Anthony: No, not at all. I wanted to be an engineer, and I did a play and at the end of the play I was supposed to die , so this kid – Tristian Kedresque – had this huge sword and he stabbed me with the sword like under my arm and about 4 girls in the audience jumped up and screamed “Anthony no!” And I was falling to the floor and I was like “I am going to do this forever” and that was it after that I gave up everything and focused on acting
Great, that’s great following your dream.
Anthony: Yeah, yeah, yeah
Awesome, so how long are you here in Australia for?
Anthony: 4 days. 2 here and 2 in Sydney
Okay, so fly in fly out is it.
Anthony: Lot of…mighty milk, mighty mix, mighty…
Anthony: Chocolate, chocolate… vegemite! Lot of vegemite yummy. If someone says “mite” in Australia it is vegemite.
Vegemite, yeah we’ve got Promite too.
We don’t talk about it [laughs]
Have you tried it?
Anthony: I have, I love how apologetic you are already [laughs]
It’s like an acquired taste, see we’ve grown up by eating it.
Anthony: How do you acquire it, I feel like that’s one of the things, like when you do something bad as a kid your mom’s like “here’s the Vegemite, eat it!” Like with us it’s Castro Oil. When I was kid, my Mum used to like “there, Castro Oil!” and I would never do that again, so now I am going to take some Vegemite back to the states so every time my kids do something bad I am going to be like “Vegemite and toast!”
Yeah…you will have the best behaved kids on the planet. So I grew up eating it, so I’m used to it.
Anthony: So you like it?
Yeah but I rarely eat it, I say I like it but I don’t really eat it.
Anthony: When you travel do you take some with you?
No I don’t.
Anthony: You sure?
I am sure!
Anthony: Have you ever thought about it?
No, I haven’t.
Anthony: Okay, alright okay I believe you, I believe you.
I am more of a fan of Promite to be honest.
Anthony: We got to find Promite today, we got to find Promite today…alright I am going to find some pro… Promite is the English one, right?
I think Marmite.
Anthony: Marmite! There is a lot of ‘mites, so it’s Promite, is it chocolate…chocolate-looking as well?
It’s chocolate looking yeah. It’s a lot more … like Vegemite is kind of…
Very salty, yes. But it’s like hard, whereas Promite is kind of…
Like soupy, yes… it’s more spreadable.
Anthony: Is it the same taste?
No is different taste. It’s not that salty. It doesn’t taste like Vegemite.
Anthony: So it does not taste like…balls?
It doesn’t taste like balls, no.
Anthony: [laughs] Okay good. It’s like some guy been in gym for 2 hours, it’s like balls after a marathon.

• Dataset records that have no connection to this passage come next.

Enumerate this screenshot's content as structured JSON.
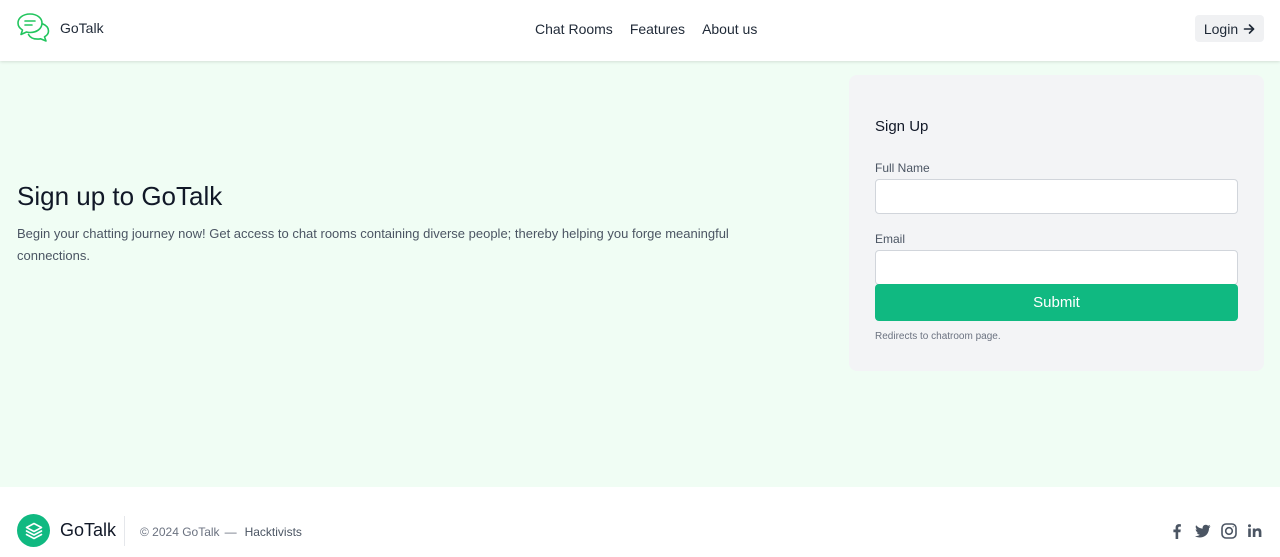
{
  "header": {
    "brand": "GoTalk",
    "nav": [
      {
        "label": "Chat Rooms"
      },
      {
        "label": "Features"
      },
      {
        "label": "About us"
      }
    ],
    "login_label": "Login",
    "logo_icon": "chat-bubbles-icon",
    "login_icon": "arrow-right-icon"
  },
  "hero": {
    "title": "Sign up to GoTalk",
    "description": "Begin your chatting journey now! Get access to chat rooms containing diverse people; thereby helping you forge meaningful connections."
  },
  "signup": {
    "title": "Sign Up",
    "full_name_label": "Full Name",
    "full_name_value": "",
    "email_label": "Email",
    "email_value": "",
    "submit_label": "Submit",
    "hint": "Redirects to chatroom page."
  },
  "footer": {
    "brand": "GoTalk",
    "copyright": "© 2024 GoTalk",
    "dash": "—",
    "team": "Hacktivists",
    "logo_icon": "layers-icon",
    "socials": [
      "facebook-icon",
      "twitter-icon",
      "instagram-icon",
      "linkedin-icon"
    ]
  },
  "colors": {
    "accent": "#10b981",
    "main_bg": "#f0fdf4",
    "card_bg": "#f3f4f6",
    "logo_green": "#22c55e"
  }
}
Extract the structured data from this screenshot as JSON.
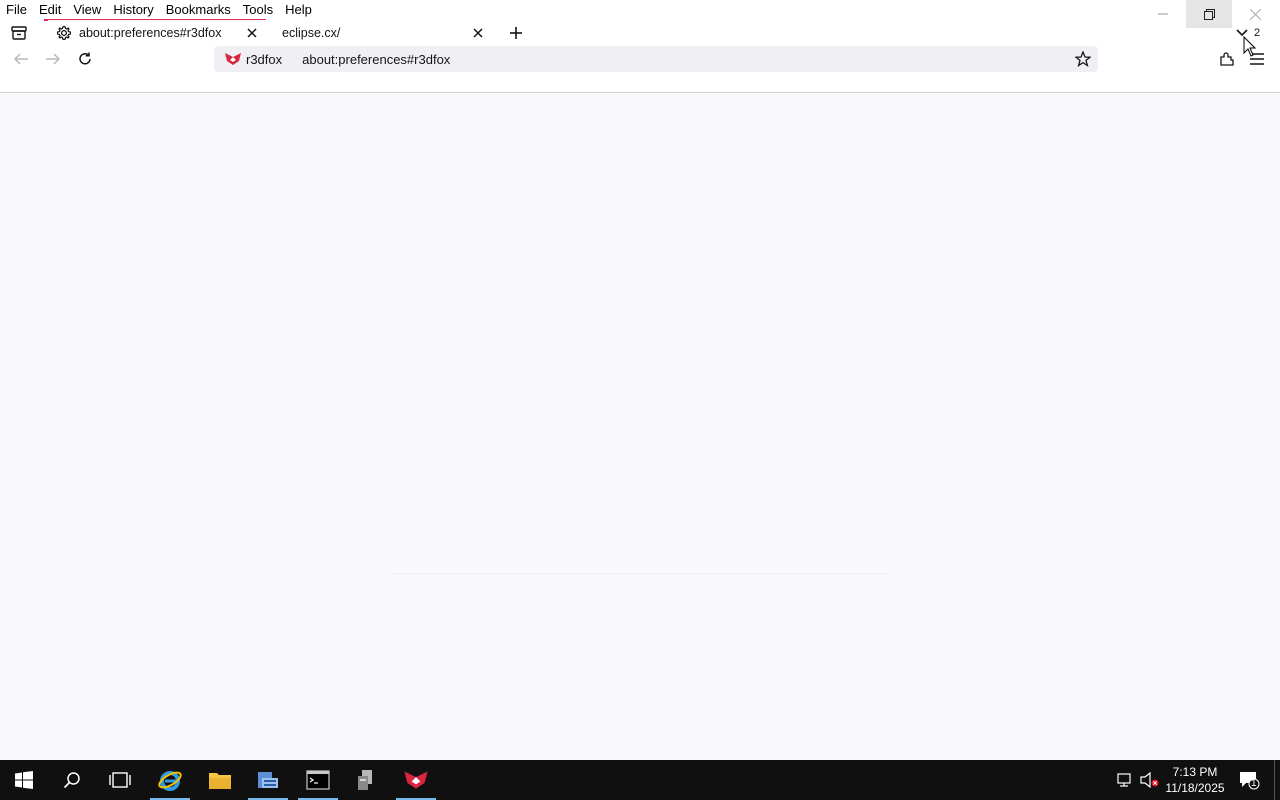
{
  "menubar": {
    "items": [
      "File",
      "Edit",
      "View",
      "History",
      "Bookmarks",
      "Tools",
      "Help"
    ]
  },
  "tabs": [
    {
      "title": "about:preferences#r3dfox",
      "icon": "gear-icon",
      "active": true
    },
    {
      "title": "eclipse.cx/",
      "icon": "",
      "active": false
    }
  ],
  "tabs_count": "2",
  "urlbar": {
    "identity_label": "r3dfox",
    "url": "about:preferences#r3dfox"
  },
  "taskbar": {
    "apps": [
      "start-icon",
      "search-icon",
      "task-view-icon",
      "internet-explorer-icon",
      "file-explorer-icon",
      "server-manager-icon",
      "command-prompt-icon",
      "network-app-icon",
      "r3dfox-icon"
    ],
    "time": "7:13 PM",
    "date": "11/18/2025",
    "notification_count": "1"
  },
  "colors": {
    "accent": "#e22850",
    "taskbar": "#101010",
    "content_bg": "#f9f9fb"
  }
}
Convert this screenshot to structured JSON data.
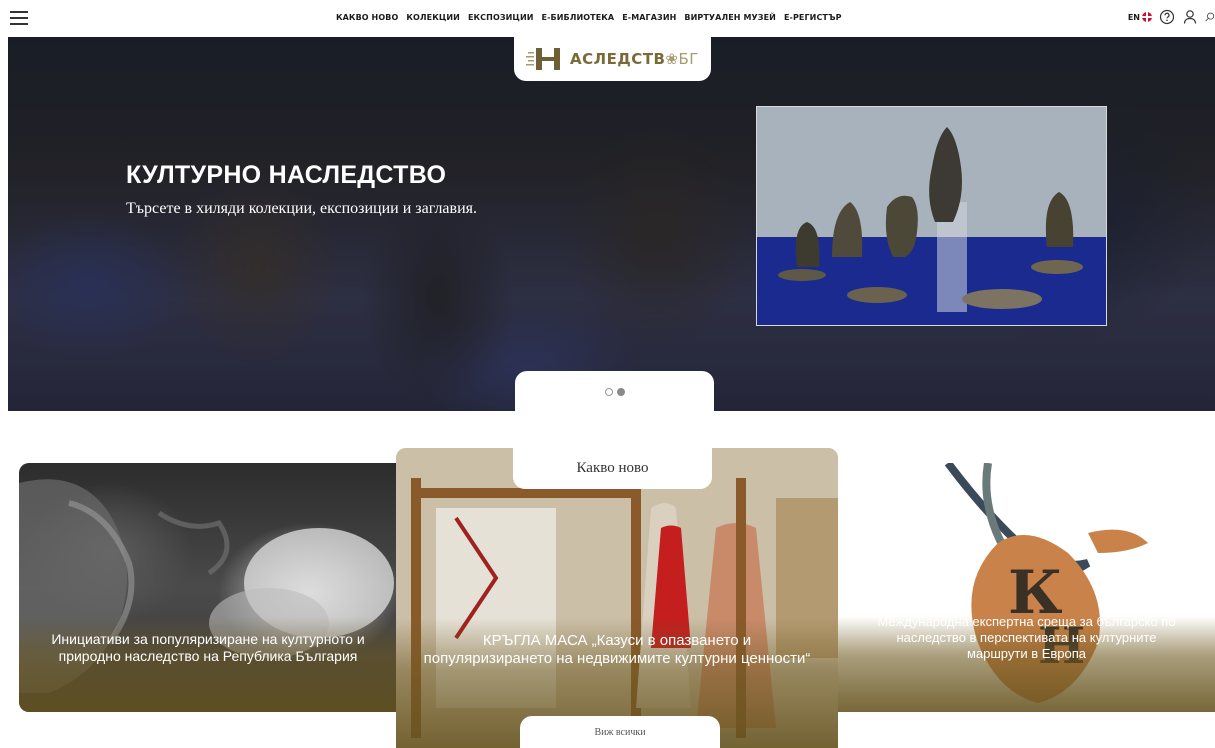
{
  "nav": {
    "items": [
      "КАКВО НОВО",
      "КОЛЕКЦИИ",
      "ЕКСПОЗИЦИИ",
      "Е-БИБЛИОТЕКА",
      "Е-МАГАЗИН",
      "ВИРТУАЛЕН МУЗЕЙ",
      "Е-РЕГИСТЪР"
    ],
    "lang": "EN"
  },
  "logo": {
    "text": "АСЛЕДСТВ",
    "suffix": "БГ"
  },
  "hero": {
    "title": "КУЛТУРНО НАСЛЕДСТВО",
    "subtitle": "Търсете в хиляди колекции, експозиции и заглавия.",
    "slides": 2,
    "active_slide": 2
  },
  "news": {
    "heading": "Какво ново",
    "cards": [
      "Инициативи за популяризиране на културното и природно наследство на Република България",
      "КРЪГЛА МАСА „Казуси в опазването и популяризирането на недвижимите културни ценности“",
      "Международна експертна среща за българско по наследство в перспективата на културните маршрути в Европа"
    ],
    "see_all": "Виж всички"
  },
  "colors": {
    "accent": "#7a6a3a",
    "overlay": "#6e5a23"
  }
}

See now I am never going to eat vegemite again. [Anthony laughs]. My partner eats vegemite and now I’m gonna be like “do you like the taste of balls”?
Anthony: [laughs] There you go there, balls after a marathon.
Well thank you so much for talking to me it’s been a pleasure.
Anthony: Thank you!